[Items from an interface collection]
-=-=-
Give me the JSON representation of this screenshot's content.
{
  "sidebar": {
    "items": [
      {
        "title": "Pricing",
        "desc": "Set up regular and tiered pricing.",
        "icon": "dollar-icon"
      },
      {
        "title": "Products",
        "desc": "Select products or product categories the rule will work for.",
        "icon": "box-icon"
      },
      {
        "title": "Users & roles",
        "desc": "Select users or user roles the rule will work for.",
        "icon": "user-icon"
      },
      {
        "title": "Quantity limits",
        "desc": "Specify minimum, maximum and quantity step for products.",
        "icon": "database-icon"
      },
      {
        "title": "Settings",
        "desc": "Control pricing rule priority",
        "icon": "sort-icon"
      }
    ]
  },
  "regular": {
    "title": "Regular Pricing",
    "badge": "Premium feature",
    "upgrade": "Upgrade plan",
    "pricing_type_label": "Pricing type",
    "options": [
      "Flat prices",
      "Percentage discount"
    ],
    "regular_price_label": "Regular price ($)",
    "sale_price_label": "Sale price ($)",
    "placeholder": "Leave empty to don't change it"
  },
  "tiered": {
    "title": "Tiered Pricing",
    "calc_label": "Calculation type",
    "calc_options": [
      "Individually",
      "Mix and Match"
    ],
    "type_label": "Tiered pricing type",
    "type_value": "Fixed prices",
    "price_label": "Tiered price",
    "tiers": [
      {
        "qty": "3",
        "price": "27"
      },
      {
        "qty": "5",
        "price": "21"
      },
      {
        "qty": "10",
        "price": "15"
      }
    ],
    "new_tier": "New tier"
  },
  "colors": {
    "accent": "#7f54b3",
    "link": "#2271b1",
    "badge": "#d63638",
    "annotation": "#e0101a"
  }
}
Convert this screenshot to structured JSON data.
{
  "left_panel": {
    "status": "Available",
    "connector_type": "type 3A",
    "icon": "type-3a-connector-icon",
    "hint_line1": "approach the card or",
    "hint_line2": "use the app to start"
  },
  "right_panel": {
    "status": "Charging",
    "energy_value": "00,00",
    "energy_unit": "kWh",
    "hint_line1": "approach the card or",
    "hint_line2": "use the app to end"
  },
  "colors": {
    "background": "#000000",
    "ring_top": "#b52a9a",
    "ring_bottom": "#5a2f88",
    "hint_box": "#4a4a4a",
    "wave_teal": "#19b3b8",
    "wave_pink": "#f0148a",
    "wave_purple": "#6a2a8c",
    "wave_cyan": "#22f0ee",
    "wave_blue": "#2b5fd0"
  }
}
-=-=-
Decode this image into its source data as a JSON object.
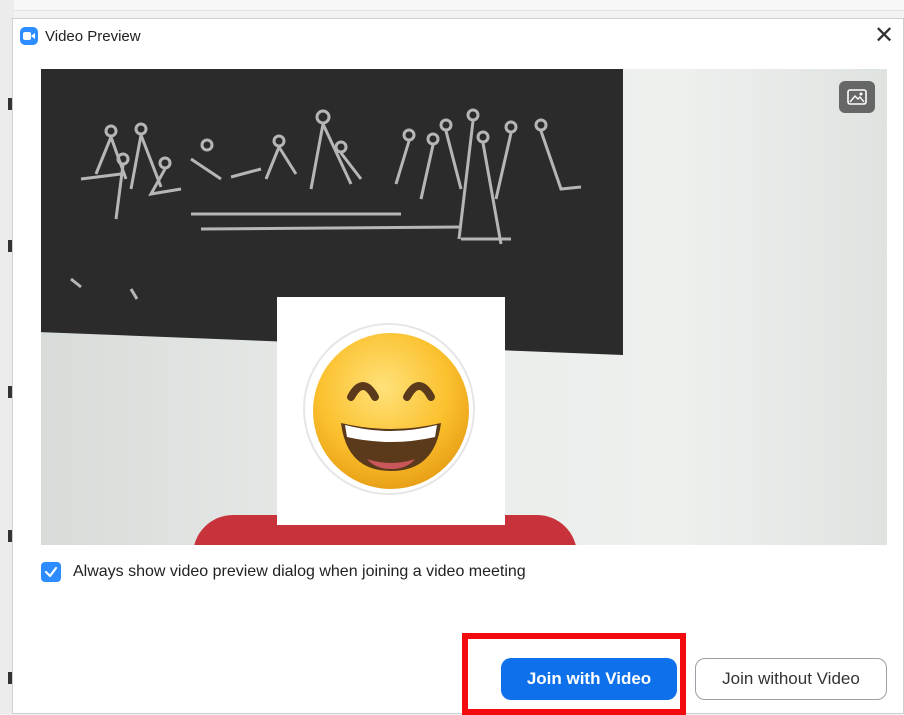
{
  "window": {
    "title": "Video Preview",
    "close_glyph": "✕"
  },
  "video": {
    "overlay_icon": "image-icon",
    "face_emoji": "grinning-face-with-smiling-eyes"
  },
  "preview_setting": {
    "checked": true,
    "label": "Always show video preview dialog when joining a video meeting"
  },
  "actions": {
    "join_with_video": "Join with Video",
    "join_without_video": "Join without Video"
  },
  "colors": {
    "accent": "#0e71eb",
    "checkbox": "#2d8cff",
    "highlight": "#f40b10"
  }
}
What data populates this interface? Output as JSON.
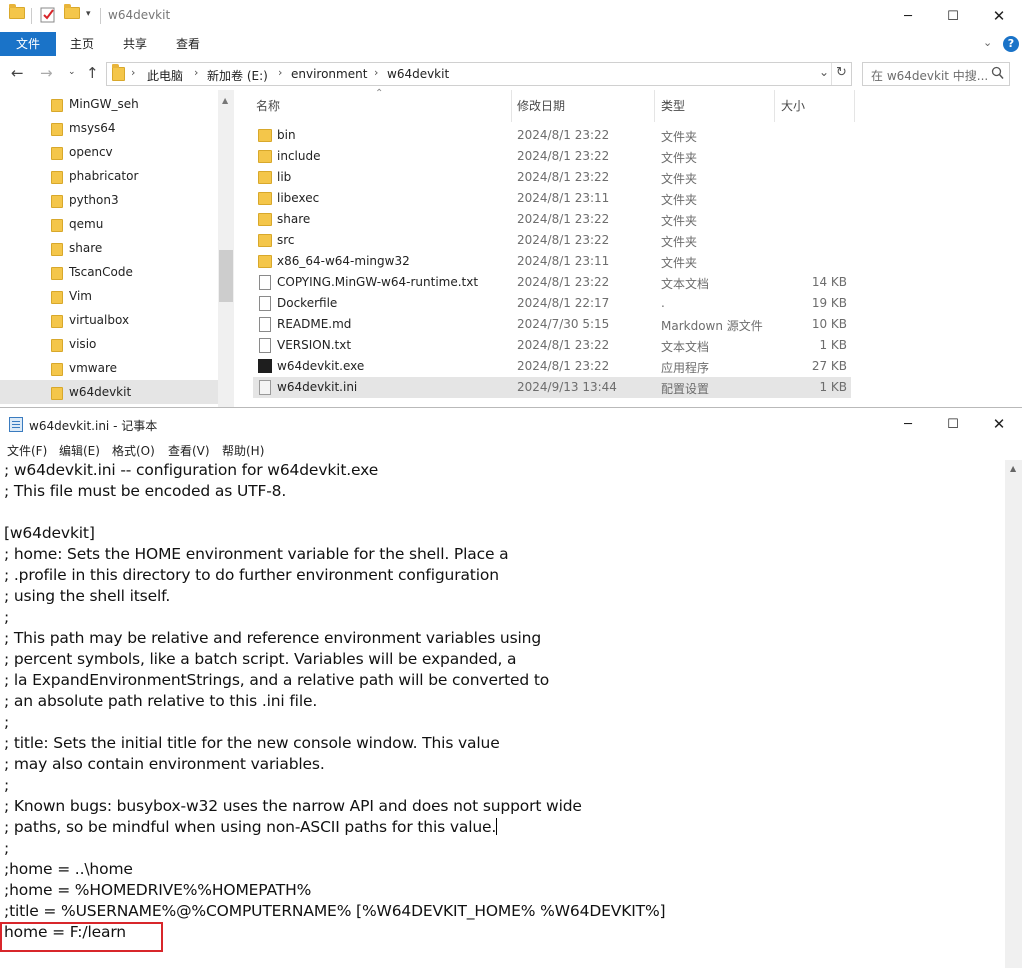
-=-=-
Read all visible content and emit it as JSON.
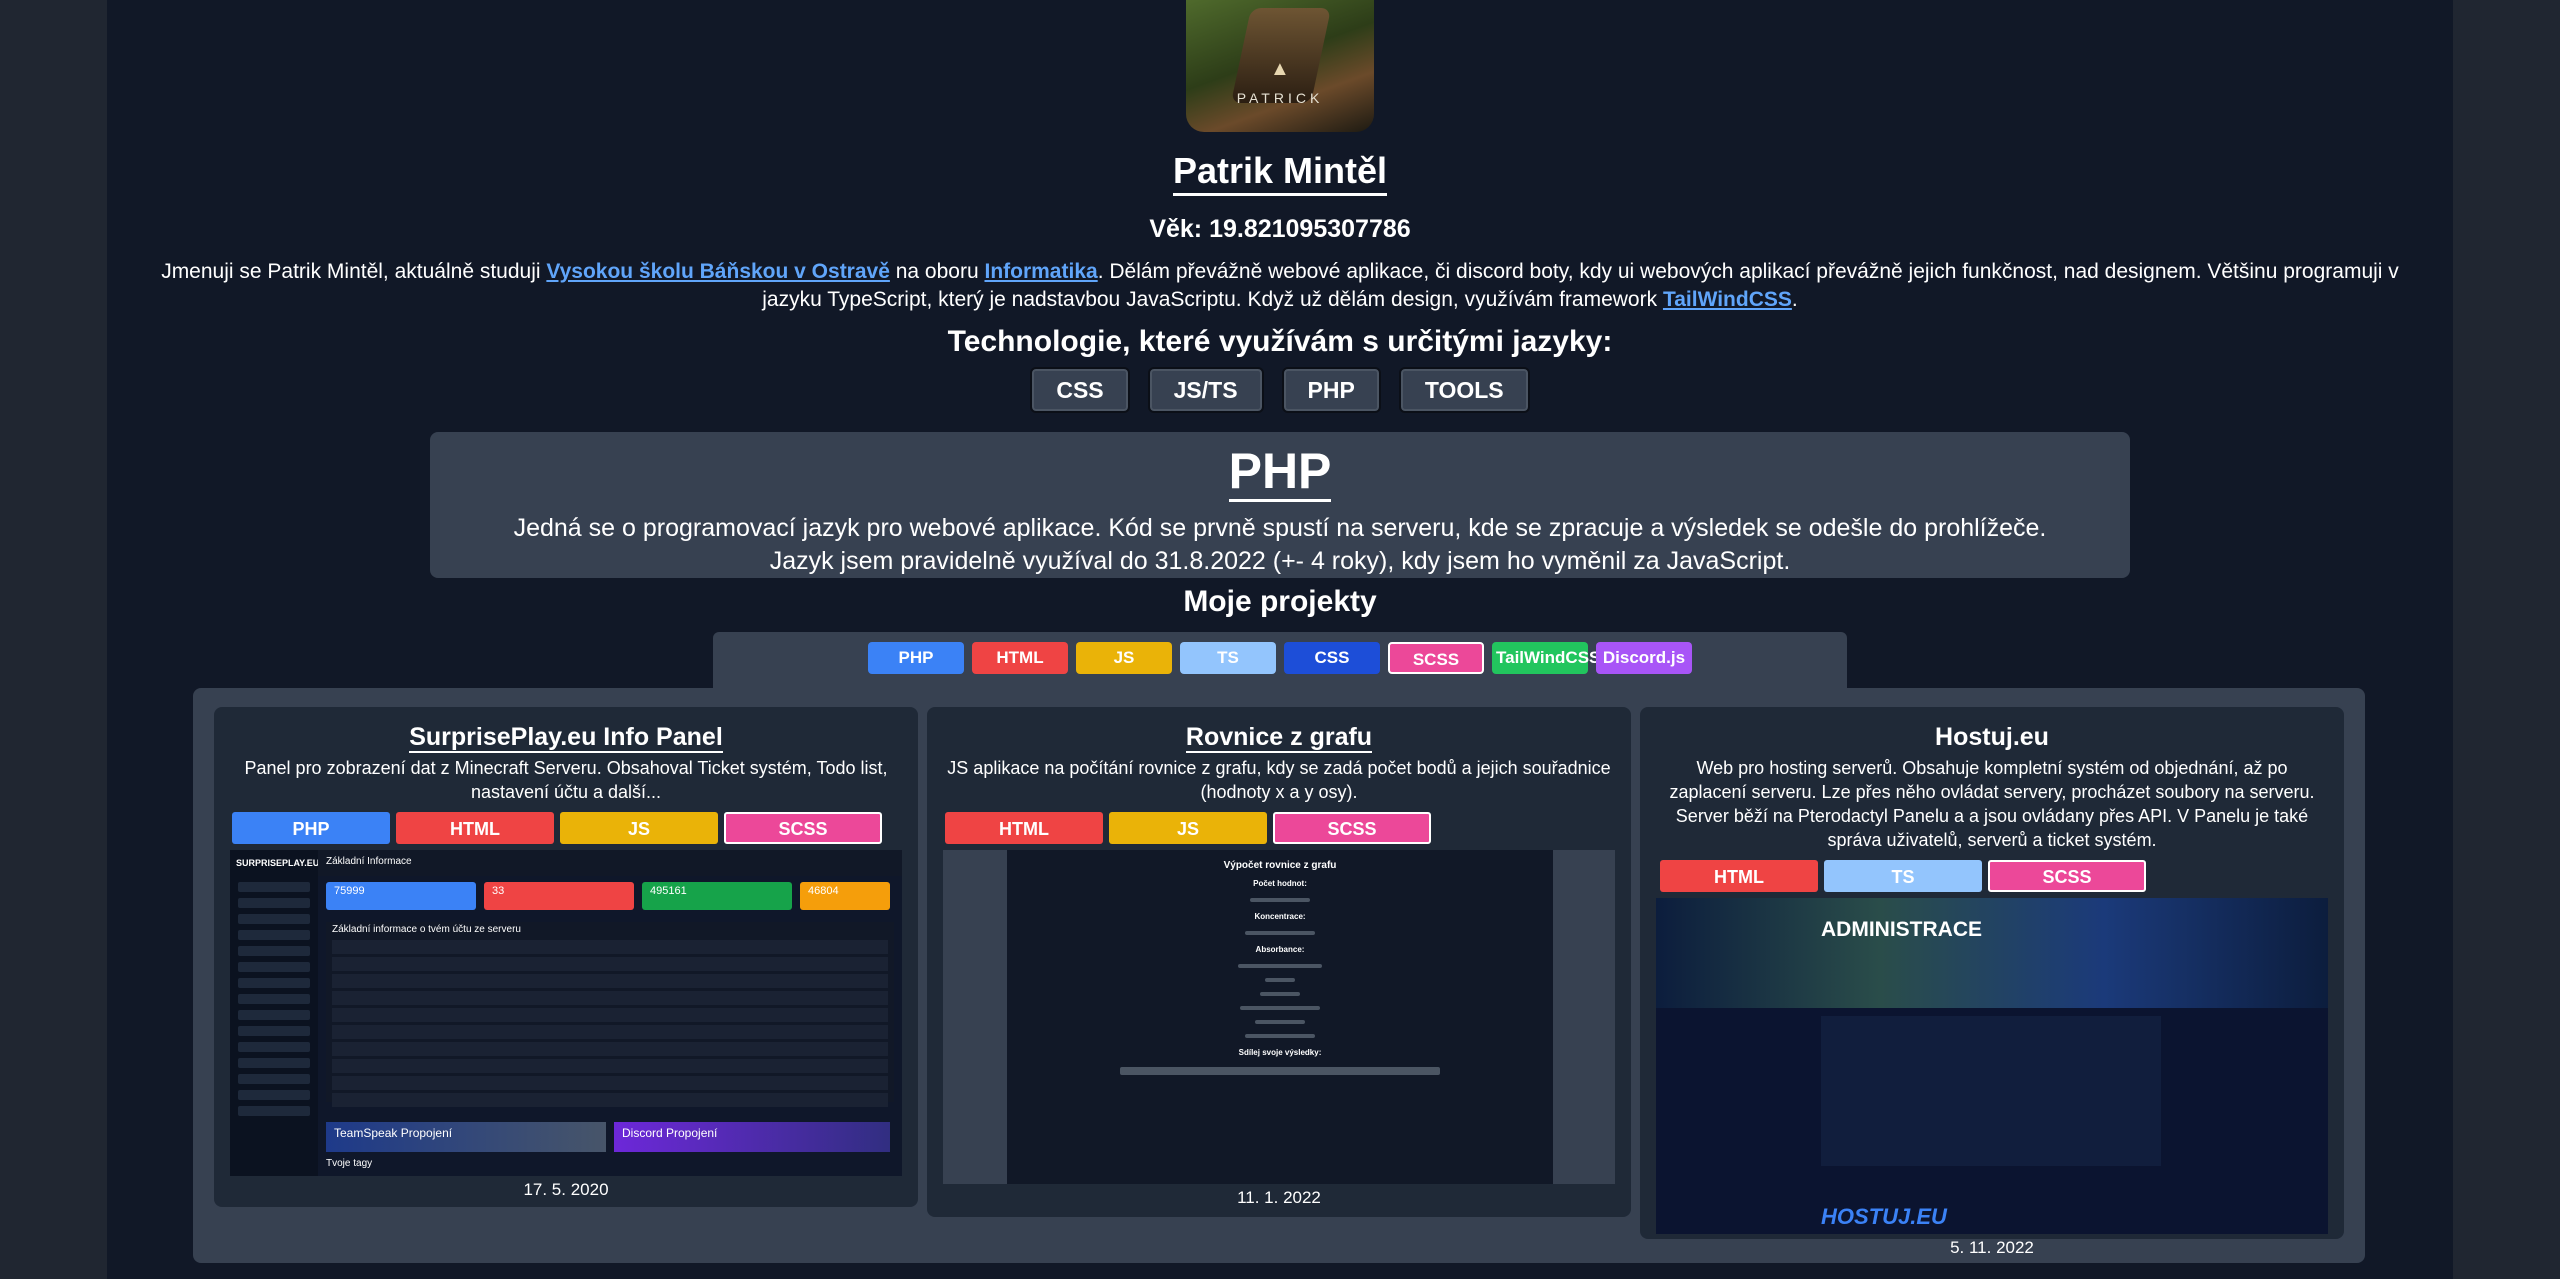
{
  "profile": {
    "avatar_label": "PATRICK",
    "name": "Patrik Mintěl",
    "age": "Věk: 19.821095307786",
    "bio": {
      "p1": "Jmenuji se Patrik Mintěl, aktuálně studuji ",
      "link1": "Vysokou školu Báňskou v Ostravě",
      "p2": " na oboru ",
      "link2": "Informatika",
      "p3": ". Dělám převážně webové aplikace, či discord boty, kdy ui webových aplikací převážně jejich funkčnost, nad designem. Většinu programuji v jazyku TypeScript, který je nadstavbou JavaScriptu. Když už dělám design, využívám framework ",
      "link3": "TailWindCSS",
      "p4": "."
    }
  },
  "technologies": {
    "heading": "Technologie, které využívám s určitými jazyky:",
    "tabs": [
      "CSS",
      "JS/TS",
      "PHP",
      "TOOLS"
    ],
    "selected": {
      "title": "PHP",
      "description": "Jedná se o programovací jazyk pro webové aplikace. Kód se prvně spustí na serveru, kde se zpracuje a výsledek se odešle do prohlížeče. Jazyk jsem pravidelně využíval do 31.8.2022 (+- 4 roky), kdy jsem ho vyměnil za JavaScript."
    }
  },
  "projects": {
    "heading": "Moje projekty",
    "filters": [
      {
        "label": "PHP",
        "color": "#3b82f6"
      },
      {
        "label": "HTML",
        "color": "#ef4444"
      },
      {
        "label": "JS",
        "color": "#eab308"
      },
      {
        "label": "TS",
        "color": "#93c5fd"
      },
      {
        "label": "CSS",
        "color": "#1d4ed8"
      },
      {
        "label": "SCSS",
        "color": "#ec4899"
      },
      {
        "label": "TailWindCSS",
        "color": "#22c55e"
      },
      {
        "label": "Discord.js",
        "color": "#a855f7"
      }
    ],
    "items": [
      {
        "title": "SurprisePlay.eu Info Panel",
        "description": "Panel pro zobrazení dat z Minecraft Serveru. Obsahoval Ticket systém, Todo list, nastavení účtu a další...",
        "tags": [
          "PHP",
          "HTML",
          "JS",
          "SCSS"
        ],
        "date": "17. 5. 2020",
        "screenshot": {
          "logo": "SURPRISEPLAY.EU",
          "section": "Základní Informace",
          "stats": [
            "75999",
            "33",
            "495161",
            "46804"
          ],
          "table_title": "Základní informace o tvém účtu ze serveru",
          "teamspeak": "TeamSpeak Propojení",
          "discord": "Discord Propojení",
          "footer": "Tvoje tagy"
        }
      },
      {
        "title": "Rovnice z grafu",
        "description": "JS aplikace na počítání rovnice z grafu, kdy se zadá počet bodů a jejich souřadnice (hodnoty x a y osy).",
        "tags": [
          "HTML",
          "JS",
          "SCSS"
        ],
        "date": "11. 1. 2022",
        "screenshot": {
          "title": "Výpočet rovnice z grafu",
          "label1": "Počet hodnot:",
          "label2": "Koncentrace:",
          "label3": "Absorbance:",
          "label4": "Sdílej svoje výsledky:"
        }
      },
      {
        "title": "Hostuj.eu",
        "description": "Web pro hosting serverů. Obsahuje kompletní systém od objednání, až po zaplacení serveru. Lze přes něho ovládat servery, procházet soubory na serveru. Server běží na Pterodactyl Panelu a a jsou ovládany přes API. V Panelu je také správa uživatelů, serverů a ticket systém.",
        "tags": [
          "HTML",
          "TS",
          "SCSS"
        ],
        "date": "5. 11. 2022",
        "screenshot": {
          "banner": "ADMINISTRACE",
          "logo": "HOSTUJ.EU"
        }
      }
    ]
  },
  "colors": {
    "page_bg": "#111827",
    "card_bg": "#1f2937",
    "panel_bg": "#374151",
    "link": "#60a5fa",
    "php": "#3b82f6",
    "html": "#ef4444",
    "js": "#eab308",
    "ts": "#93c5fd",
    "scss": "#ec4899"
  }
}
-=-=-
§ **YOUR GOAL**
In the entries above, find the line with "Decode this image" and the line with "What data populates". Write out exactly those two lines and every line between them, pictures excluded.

§ **SOLUTION FOR THIS TASK**
Decode this image into its source data as a JSON object.
{
  "window": {
    "title": "Video Preview",
    "close_glyph": "✕"
  },
  "video": {
    "overlay_icon": "image-icon",
    "face_emoji": "grinning-face-with-smiling-eyes"
  },
  "preview_setting": {
    "checked": true,
    "label": "Always show video preview dialog when joining a video meeting"
  },
  "actions": {
    "join_with_video": "Join with Video",
    "join_without_video": "Join without Video"
  },
  "colors": {
    "accent": "#0e71eb",
    "checkbox": "#2d8cff",
    "highlight": "#f40b10"
  }
}
What data populates this interface? Output as JSON.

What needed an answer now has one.